[App and web page records]
=-=-=-=-=

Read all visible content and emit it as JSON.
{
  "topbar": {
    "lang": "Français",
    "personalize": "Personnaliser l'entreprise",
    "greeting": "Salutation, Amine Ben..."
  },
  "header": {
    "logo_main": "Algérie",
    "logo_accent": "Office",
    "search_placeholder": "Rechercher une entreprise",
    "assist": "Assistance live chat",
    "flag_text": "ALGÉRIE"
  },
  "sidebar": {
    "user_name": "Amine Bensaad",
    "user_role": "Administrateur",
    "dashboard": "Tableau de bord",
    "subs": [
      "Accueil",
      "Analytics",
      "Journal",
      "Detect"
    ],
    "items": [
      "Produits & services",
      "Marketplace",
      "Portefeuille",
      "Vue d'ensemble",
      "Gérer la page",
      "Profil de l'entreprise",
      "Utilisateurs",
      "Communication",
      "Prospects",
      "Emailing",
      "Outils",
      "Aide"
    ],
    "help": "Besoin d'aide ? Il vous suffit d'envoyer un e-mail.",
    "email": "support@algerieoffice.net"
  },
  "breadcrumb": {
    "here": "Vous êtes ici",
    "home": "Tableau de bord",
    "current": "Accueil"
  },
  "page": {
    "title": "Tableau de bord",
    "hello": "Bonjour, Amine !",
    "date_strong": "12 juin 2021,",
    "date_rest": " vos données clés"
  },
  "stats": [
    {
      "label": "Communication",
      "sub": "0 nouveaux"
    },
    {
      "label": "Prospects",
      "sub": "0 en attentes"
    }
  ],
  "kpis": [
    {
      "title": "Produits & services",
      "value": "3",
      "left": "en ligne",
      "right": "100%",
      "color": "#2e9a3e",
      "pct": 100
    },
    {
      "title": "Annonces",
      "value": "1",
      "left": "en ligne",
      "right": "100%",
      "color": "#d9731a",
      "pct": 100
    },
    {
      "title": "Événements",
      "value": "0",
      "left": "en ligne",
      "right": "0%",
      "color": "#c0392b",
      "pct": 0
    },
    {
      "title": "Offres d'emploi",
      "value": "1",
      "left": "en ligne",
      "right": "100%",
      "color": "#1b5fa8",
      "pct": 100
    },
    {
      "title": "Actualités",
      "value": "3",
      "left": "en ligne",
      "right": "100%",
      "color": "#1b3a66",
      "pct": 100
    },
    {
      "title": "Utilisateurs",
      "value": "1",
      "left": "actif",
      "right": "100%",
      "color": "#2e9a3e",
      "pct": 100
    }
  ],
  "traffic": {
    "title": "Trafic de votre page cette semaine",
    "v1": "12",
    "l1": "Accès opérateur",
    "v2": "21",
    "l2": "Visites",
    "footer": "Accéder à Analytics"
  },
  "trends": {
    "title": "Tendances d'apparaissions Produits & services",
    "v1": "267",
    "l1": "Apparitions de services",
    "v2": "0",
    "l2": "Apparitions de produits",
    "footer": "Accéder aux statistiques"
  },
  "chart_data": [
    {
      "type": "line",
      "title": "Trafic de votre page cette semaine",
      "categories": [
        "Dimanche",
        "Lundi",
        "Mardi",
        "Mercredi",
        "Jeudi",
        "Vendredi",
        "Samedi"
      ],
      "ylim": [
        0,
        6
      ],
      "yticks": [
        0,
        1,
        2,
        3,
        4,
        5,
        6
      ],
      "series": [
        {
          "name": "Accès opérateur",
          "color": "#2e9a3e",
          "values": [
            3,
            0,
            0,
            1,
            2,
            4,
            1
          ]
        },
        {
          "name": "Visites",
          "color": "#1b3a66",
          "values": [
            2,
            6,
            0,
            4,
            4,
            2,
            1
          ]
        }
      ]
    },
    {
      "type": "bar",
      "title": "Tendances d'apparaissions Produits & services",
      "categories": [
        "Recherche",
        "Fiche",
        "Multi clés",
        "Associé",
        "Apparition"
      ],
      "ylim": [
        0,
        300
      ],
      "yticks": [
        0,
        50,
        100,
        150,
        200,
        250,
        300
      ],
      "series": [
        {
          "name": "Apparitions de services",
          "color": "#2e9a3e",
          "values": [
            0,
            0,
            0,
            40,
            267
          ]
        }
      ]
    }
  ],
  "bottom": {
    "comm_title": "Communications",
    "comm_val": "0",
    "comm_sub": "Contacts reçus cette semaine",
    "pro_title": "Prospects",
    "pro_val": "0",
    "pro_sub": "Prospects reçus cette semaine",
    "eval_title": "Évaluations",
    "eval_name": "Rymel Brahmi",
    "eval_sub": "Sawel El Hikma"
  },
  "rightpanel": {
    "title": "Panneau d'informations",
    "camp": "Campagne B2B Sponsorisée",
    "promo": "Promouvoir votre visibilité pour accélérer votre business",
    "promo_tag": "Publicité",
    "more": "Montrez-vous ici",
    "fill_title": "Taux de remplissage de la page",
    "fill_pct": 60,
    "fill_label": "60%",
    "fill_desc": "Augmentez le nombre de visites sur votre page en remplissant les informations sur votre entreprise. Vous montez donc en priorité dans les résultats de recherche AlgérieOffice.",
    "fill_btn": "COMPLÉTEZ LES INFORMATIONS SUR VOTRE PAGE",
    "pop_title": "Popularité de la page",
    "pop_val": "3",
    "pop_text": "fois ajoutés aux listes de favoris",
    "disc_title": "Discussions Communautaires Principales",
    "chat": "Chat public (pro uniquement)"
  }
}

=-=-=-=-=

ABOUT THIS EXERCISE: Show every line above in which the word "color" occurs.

SOLUTION:
      "color": "#2e9a3e",
      "color": "#d9731a",
      "color": "#c0392b",
      "color": "#1b5fa8",
      "color": "#1b3a66",
      "color": "#2e9a3e",
          "color": "#2e9a3e",
          "color": "#1b3a66",
          "color": "#2e9a3e",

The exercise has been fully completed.